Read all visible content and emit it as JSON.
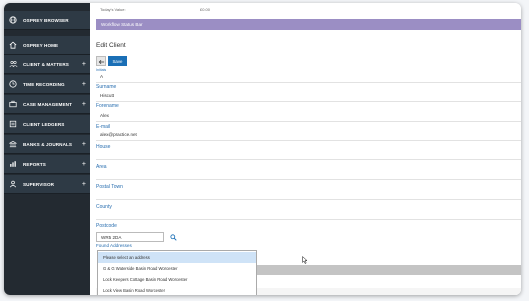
{
  "sidebar": {
    "items": [
      {
        "label": "OSPREY BROWSER",
        "icon": "globe-icon",
        "expandable": false
      },
      {
        "label": "OSPREY HOME",
        "icon": "home-icon",
        "expandable": false
      },
      {
        "label": "CLIENT & MATTERS",
        "icon": "people-icon",
        "expandable": true
      },
      {
        "label": "TIME RECORDING",
        "icon": "clock-icon",
        "expandable": true
      },
      {
        "label": "CASE MANAGEMENT",
        "icon": "briefcase-icon",
        "expandable": true
      },
      {
        "label": "CLIENT LEDGERS",
        "icon": "ledger-icon",
        "expandable": false
      },
      {
        "label": "BANKS & JOURNALS",
        "icon": "bank-icon",
        "expandable": true
      },
      {
        "label": "REPORTS",
        "icon": "report-icon",
        "expandable": true
      },
      {
        "label": "SUPERVISOR",
        "icon": "supervisor-icon",
        "expandable": true
      }
    ],
    "plus_glyph": "+"
  },
  "header": {
    "todays_value_label": "Today's Value:",
    "todays_value": "£0.00"
  },
  "workflow_bar": "Workflow Status Bar",
  "page_title": "Edit Client",
  "toolbar": {
    "back_icon": "arrow-left-icon",
    "save_label": "Save"
  },
  "form": {
    "initials_label": "Initials",
    "initials_value": "A",
    "surname_label": "Surname",
    "surname_value": "Hiscutt",
    "forename_label": "Forename",
    "forename_value": "Alex",
    "email_label": "E-mail",
    "email_value": "alex@practice.net",
    "house_label": "House",
    "area_label": "Area",
    "postal_town_label": "Postal Town",
    "county_label": "County",
    "postcode_label": "Postcode",
    "postcode_value": "WR5 2DA",
    "found_addresses_label": "Found Addresses"
  },
  "address_dropdown": {
    "options": [
      "Please select an address",
      "G & G Waterside Basin Road Worcester",
      "Lock Keepers Cottage Basin Road Worcester",
      "Lock View Basin Road Worcester"
    ],
    "selected_index": 0
  },
  "colors": {
    "sidebar_bg": "#232a31",
    "sidebar_item_bg": "#2e3a45",
    "workflow_bar": "#9b8ec4",
    "save_button": "#1a6fb6",
    "field_label": "#2a6fb0",
    "dropdown_selected": "#cfe3f7"
  }
}
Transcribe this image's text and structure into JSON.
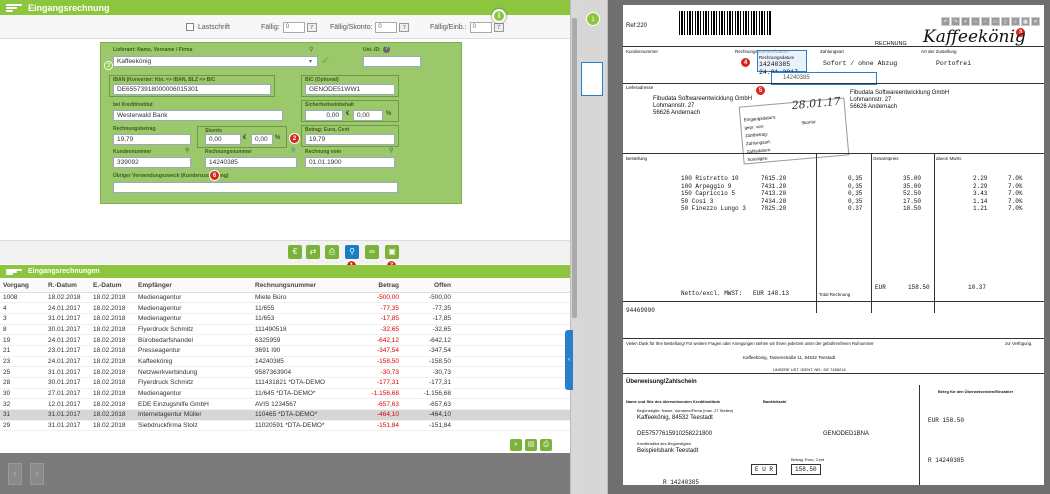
{
  "header": {
    "title": "Eingangsrechnung"
  },
  "filters": {
    "lastschrift_label": "Lastschrift",
    "faellig_label": "Fällig:",
    "faellig_value": "0",
    "faellig_skonto_label": "Fällig/Skonto:",
    "faellig_skonto_value": "0",
    "faellig_einb_label": "Fällig/Einb.:",
    "faellig_einb_value": "0",
    "cal_badge": "7"
  },
  "form": {
    "lieferant_label": "Lieferant: Name, Vorname / Firma",
    "lieferant_value": "Kaffeekönig",
    "ustid_label": "Ust.-ID:",
    "ustid_value": "",
    "iban_label": "IBAN (Konverter: Ktn. => IBAN, BLZ => BIC",
    "iban_value": "DE65573918000006015301",
    "bic_label": "BIC (Optional)",
    "bic_value": "GENODE51WW1",
    "kreditinstitut_label": "bei Kreditinstitut",
    "kreditinstitut_value": "Westerwald Bank",
    "sicherheit_label": "Sicherheitseinbehalt",
    "sicherheit_value1": "0,00",
    "sicherheit_value2": "0,00",
    "betrag_label": "Rechnungsbetrag",
    "betrag_value": "19,79",
    "skonto_label": "Skonto",
    "skonto_value1": "0,00",
    "skonto_value2": "0,00",
    "betrag_euro_label": "Betrag: Euro, Cent",
    "betrag_euro_value": "19,79",
    "kundennummer_label": "Kundennummer",
    "kundennummer_value": "339092",
    "rechnungsnummer_label": "Rechnungsnummer",
    "rechnungsnummer_value": "14240385",
    "rechnung_vom_label": "Rechnung vom",
    "rechnung_vom_value": "01.01.1900",
    "verwendungszweck_label": "Übriger Verwendungszweck (Kundenzuordnung)",
    "verwendungszweck_value": "",
    "euro_symbol": "€",
    "percent_symbol": "%"
  },
  "markers": {
    "m1": "1",
    "m2": "2",
    "m3": "3",
    "m4": "4",
    "m5": "5",
    "m6": "6",
    "m7": "7"
  },
  "list": {
    "title": "Eingangsrechnungen",
    "columns": [
      "Vorgang",
      "R.-Datum",
      "E.-Datum",
      "Empfänger",
      "Rechnungsnummer",
      "Betrag",
      "Offen"
    ],
    "rows": [
      [
        "1008",
        "18.02.2018",
        "18.02.2018",
        "Medienagentur",
        "Miete Büro",
        "-500,00",
        "-500,00"
      ],
      [
        "4",
        "24.01.2017",
        "18.02.2018",
        "Medienagentur",
        "11/655",
        "-77,35",
        "-77,35"
      ],
      [
        "3",
        "31.01.2017",
        "18.02.2018",
        "Medienagentur",
        "11/653",
        "-17,85",
        "-17,85"
      ],
      [
        "8",
        "30.01.2017",
        "18.02.2018",
        "Flyerdruck Schmitz",
        "111490518",
        "-32,65",
        "-32,65"
      ],
      [
        "19",
        "24.01.2017",
        "18.02.2018",
        "Bürobedarfshandel",
        "6325959",
        "-642,12",
        "-642,12"
      ],
      [
        "21",
        "23.01.2017",
        "18.02.2018",
        "Presseagentur",
        "3691 I90",
        "-347,54",
        "-347,54"
      ],
      [
        "23",
        "24.01.2017",
        "18.02.2018",
        "Kaffeekönig",
        "14240385",
        "-158,50",
        "-158,50"
      ],
      [
        "25",
        "31.01.2017",
        "18.02.2018",
        "Netzwerkverbindung",
        "9587363904",
        "-30,73",
        "-30,73"
      ],
      [
        "28",
        "30.01.2017",
        "18.02.2018",
        "Flyerdruck Schmitz",
        "111431821 *DTA-DEMO",
        "-177,31",
        "-177,31"
      ],
      [
        "30",
        "27.01.2017",
        "18.02.2018",
        "Medienagentur",
        "11/645 *DTA-DEMO*",
        "-1.156,68",
        "-1.156,68"
      ],
      [
        "32",
        "12.01.2017",
        "18.02.2018",
        "EDE Einzugshilfe GmbH",
        "AVIS 1234567",
        "-657,63",
        "-657,63"
      ],
      [
        "31",
        "31.01.2017",
        "18.02.2018",
        "Internetagentur Müller",
        "110465 *DTA-DEMO*",
        "-464,10",
        "-464,10"
      ],
      [
        "29",
        "31.01.2017",
        "18.02.2018",
        "Siebdruckfirma Stolz",
        "11020591 *DTA-DEMO*",
        "-151,84",
        "-151,84"
      ]
    ],
    "selected_index": 11
  },
  "document": {
    "ref": "Ref:220",
    "rechnung": "RECHNUNG",
    "logo": "Kaffeekönig",
    "kundennummer_h": "Kundennummer",
    "rechnungsnr_h": "Rechnungsnummer/Datum",
    "zahlungsart_h": "Zahlungsart",
    "zustellung_h": "Art der Zustellung",
    "rechnungsnr_v": "14240385",
    "rechnungsdatum_v": "24.01.2017",
    "zahlungsart_v": "Sofort / ohne Abzug",
    "zustellung_v": "Portofrei",
    "overlay_rechnungsdatum": "Rechnungsdatum",
    "overlay_value": "14240385",
    "lieferadresse_h": "Lieferadresse",
    "lieferadresse": [
      "Fibudata Softwareentwicklung GmbH",
      "Lohmannstr. 27",
      "56626 Andernach"
    ],
    "rechnungsadresse": [
      "Fibudata Softwareentwicklung GmbH",
      "Lohmannstr. 27",
      "56626 Andernach"
    ],
    "stamp_date": "28.01.17",
    "stamp_lines": [
      "Eingangsdatum:",
      "gepr. von:",
      "Zahlbetrag:",
      "Zahlungsart:",
      "Zahlsdatum:",
      "Sonstiges:"
    ],
    "stamp_skonto": "Skonto:",
    "bestellung_h": "Bestellung",
    "gesamtpreis_h": "Gesamtpreis",
    "mwst_h": "davon MwSt.",
    "items": [
      {
        "desc": "100 Ristretto 10",
        "a": "7615.20",
        "b": "0,35",
        "c": "35.00",
        "d": "2.29",
        "e": "7.0%"
      },
      {
        "desc": "100 Arpeggio 9",
        "a": "7431.20",
        "b": "0,35",
        "c": "35.00",
        "d": "2.29",
        "e": "7.0%"
      },
      {
        "desc": "150 Capriccio 5",
        "a": "7413.20",
        "b": "0,35",
        "c": "52.50",
        "d": "3.43",
        "e": "7.0%"
      },
      {
        "desc": "50 Cosi 3",
        "a": "7434.20",
        "b": "0,35",
        "c": "17.50",
        "d": "1.14",
        "e": "7.0%"
      },
      {
        "desc": "50 Finezzo Lungo 3",
        "a": "7825.20",
        "b": "0.37",
        "c": "18.50",
        "d": "1.21",
        "e": "7.0%"
      }
    ],
    "netto_label": "Netto/excl. MWST:",
    "netto_value": "EUR 148.13",
    "total_label": "Total Rechnung",
    "total_cur": "EUR",
    "total_value": "158.50",
    "total_mwst": "10.37",
    "code": "94469990",
    "thanks": "Vielen Dank für Ihre Bestellung! Für weitere Fragen oder Anregungen stehen wir Ihnen jederzeit unter der gebührenfreien Rufnummer",
    "thanks_right": "zur Verfügung.",
    "company_line": "Kaffeekönig, Tassenstraße 11, 84632 Teestadt",
    "ust_line": "UNSERE UST. IDENT. NR.: DE 7458216",
    "ueberweisung_h": "Überweisung/Zahlschein",
    "beleg_h": "Beleg für den Überweisenden/Einzahler",
    "bank_h": "Name und Sitz des überweisenden Kreditinstituts",
    "bankleitzahl_h": "Bankleitzahl",
    "beguenstigter_h": "Begünstigter: Name, Vorname/Firma (max. 27 Stellen)",
    "beguenstigter_v": "Kaffeekönig, 84532 Teestadt",
    "iban_v": "DE57577615910258221800",
    "bic_v": "GENODED1BNA",
    "kreditinstitut_h": "Kreditinstitut des Begünstigten",
    "kreditinstitut_v": "Beispielsbank Teestadt",
    "betrag_h": "Betrag: Euro, Cent",
    "betrag_cur": "E U R",
    "betrag_v": "158.50",
    "beleg_betrag": "EUR 158.50",
    "beleg_ref": "R 14240385",
    "kunden_ref": "R 14240385"
  }
}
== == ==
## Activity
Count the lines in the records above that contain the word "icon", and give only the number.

## Solution to the exercise
10